Andrew Miller of the Indians pitches against the Yankees

Andrew Miller of the Indians pitches against the Yankees during Game 3 of the American League Division Series at Yankee Stadium on Oct. 8, 2017. Photo Credit: Jim McIsaac

Just because he revolutionized relief pitching last October and was the Most Valuable Player of the 2016 American League Championship Series does not mean that Andrew Miller is a sure thing. In fact, the fickle nature of the playoffs is the only thing Miller is sure about.

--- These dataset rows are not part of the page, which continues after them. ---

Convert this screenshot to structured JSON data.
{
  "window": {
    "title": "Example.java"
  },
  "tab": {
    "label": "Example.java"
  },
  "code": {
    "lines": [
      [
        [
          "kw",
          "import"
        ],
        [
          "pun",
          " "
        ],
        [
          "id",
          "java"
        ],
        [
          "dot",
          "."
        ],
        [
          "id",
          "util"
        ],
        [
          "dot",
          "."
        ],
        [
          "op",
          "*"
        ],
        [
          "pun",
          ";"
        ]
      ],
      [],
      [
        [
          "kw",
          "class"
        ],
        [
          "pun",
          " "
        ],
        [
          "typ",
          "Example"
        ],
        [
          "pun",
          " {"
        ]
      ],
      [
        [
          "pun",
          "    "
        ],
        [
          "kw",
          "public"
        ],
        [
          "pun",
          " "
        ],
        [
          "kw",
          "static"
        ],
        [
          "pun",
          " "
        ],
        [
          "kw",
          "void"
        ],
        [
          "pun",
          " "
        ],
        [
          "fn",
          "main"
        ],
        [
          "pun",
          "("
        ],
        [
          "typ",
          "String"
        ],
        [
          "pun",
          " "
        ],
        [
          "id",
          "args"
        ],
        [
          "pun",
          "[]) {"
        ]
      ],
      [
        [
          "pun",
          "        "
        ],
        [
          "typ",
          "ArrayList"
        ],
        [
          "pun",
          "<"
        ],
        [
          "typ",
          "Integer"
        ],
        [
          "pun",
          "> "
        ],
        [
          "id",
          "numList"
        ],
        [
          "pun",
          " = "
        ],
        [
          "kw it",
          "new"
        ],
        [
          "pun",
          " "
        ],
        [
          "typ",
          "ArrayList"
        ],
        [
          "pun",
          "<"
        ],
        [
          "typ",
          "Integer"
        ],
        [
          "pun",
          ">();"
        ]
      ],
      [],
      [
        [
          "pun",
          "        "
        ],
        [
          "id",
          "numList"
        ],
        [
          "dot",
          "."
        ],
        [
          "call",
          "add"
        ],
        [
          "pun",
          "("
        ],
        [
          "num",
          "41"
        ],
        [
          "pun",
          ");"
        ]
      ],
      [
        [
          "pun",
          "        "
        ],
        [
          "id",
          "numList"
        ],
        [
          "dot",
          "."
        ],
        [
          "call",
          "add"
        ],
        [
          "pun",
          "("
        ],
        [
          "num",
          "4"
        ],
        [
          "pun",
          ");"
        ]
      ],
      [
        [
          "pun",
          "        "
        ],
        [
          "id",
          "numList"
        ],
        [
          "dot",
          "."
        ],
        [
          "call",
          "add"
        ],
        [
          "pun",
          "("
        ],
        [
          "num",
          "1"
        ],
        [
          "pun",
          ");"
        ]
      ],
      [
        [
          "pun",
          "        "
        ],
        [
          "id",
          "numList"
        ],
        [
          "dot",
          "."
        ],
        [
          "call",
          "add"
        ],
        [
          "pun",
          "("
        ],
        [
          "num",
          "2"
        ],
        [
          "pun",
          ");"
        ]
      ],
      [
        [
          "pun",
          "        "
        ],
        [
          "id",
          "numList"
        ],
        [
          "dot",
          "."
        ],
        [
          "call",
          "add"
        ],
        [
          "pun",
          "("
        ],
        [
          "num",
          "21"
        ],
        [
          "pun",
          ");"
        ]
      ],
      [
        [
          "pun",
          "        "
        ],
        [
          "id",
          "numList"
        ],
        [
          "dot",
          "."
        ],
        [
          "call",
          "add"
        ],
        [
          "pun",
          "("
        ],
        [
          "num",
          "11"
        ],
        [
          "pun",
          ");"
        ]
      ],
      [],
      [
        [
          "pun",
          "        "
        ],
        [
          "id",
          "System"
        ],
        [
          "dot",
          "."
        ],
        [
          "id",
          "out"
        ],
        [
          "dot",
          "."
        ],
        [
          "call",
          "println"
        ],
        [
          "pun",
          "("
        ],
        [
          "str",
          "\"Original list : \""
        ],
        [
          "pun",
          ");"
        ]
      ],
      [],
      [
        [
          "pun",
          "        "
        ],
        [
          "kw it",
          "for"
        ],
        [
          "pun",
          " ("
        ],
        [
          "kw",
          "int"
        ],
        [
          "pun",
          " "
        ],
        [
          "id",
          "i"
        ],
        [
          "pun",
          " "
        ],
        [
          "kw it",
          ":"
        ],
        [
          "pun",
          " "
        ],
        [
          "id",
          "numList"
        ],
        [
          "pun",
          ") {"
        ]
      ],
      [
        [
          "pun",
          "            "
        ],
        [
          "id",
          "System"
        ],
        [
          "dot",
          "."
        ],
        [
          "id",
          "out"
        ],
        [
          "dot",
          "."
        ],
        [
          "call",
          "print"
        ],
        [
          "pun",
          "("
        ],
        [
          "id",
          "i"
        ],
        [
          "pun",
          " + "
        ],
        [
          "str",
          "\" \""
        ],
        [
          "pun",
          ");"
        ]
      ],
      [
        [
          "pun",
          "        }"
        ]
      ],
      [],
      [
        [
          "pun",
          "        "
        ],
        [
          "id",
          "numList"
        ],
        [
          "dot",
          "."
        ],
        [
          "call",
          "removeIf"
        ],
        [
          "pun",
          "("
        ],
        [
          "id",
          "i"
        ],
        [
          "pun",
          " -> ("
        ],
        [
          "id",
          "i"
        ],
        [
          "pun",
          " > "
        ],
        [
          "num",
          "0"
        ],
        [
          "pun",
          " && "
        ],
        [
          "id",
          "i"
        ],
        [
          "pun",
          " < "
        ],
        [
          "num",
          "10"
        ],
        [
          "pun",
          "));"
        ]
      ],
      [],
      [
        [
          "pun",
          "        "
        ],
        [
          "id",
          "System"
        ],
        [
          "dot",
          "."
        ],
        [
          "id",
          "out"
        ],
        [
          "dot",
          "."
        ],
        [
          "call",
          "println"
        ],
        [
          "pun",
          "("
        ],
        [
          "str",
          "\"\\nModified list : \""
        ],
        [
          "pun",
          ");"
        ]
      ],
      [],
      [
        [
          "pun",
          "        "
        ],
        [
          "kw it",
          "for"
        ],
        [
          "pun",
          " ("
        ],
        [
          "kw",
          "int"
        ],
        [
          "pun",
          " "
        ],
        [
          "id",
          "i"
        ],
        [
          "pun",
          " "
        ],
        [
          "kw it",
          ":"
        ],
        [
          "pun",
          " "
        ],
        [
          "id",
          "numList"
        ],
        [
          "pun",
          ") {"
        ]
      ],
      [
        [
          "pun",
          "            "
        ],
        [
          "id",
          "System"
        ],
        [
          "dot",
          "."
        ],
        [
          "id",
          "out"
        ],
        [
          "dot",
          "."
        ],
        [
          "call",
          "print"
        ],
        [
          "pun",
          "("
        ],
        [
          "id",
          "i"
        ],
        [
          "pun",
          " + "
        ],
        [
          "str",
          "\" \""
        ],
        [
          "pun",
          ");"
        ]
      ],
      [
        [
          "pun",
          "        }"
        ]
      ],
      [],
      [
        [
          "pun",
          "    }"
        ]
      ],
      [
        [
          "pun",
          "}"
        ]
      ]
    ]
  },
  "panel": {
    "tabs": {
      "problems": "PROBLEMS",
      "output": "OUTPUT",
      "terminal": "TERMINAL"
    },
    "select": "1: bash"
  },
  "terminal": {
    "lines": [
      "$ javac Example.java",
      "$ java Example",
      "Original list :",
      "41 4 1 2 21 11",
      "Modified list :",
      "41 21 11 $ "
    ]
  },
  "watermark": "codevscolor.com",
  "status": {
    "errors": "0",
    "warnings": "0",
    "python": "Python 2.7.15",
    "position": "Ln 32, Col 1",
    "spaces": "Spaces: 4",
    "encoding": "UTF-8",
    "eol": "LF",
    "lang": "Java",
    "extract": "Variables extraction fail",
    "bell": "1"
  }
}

“Momentum is unreal in these games,” he said after he allowed a home run that meant everything in the Indians’ 1-0 loss to the Yankees in Game 3 of the American League Division Series Sunday night. “That’s the reality of it. Inning to inning, run to run. It’s not over until you’re jumping up and down and moving on to the next round.”

The jumping and moving will have to wait at least a day for Miller and his team because of one misplaced fastball to Greg Bird in the seventh inning. That is the way it goes this time of year.

“I’m ready to go tomorrow,” the losing pitcher said. “I feel like I’m throwing the ball well. I’m getting stronger and better. I just made a mistake tonight.”

Miller was as big a reason as anyone for the Indians winning the AL pennant last fall. After he was acquired from the Yankees, he seemed indomitable (46 strikeouts in 29 innings) and was such a force that Terry Francona bent baseball convention by using the star reliever at all different parts of games. Sometimes he came in as early as the fifth inning.

He entered in the sixth this time and immediately put out a fire, getting Starlin Castro to end the inning with a bases-loaded pop to short. It seemed that his team had averted the worst crisis it was going to face. But then, the dominant lefthanded pitcher gave up a homer to a lefthanded batter, something Miller had done only once all season.

“My game isn’t trying to be too fine. I felt like the ball came out of my hand good, it had good velocity. It could have certainly been a better pitch. What I was trying to do was just wrong in that situation,” he said.

With a 1-and-1 count, he was trying to throw the ball outside and make Bird chase it. Instead it caught too much of the plate. “I’ve never faced him until this series,” Bird said. “I’ve seen him on our side and seen how good he is. Really, the respect I have for him, on and off the field, I don’t know if there’s anyone like him.”

The Indians were surprised as anyone, but not the least disappointed in Miller. “He’s human. These things happen in a ballgame,” shortstop Francisco Lindor said. “He’s won a lot of games for us last year and this year.”

There is a heck of a chance Miller will be back in there in Game 4, which will feature Trevor Bauer starting on short rest. “He might pitch forever tomorrow,” Francona said of his relief specialist.

Miller did what a reliever does, even a reliever who is good enough to bend conventions. He gave credit to the batter: “He’s a good hitter. I saw that first-hand last year.” Then, he said, “You learn from it, and move on.”

New York Sports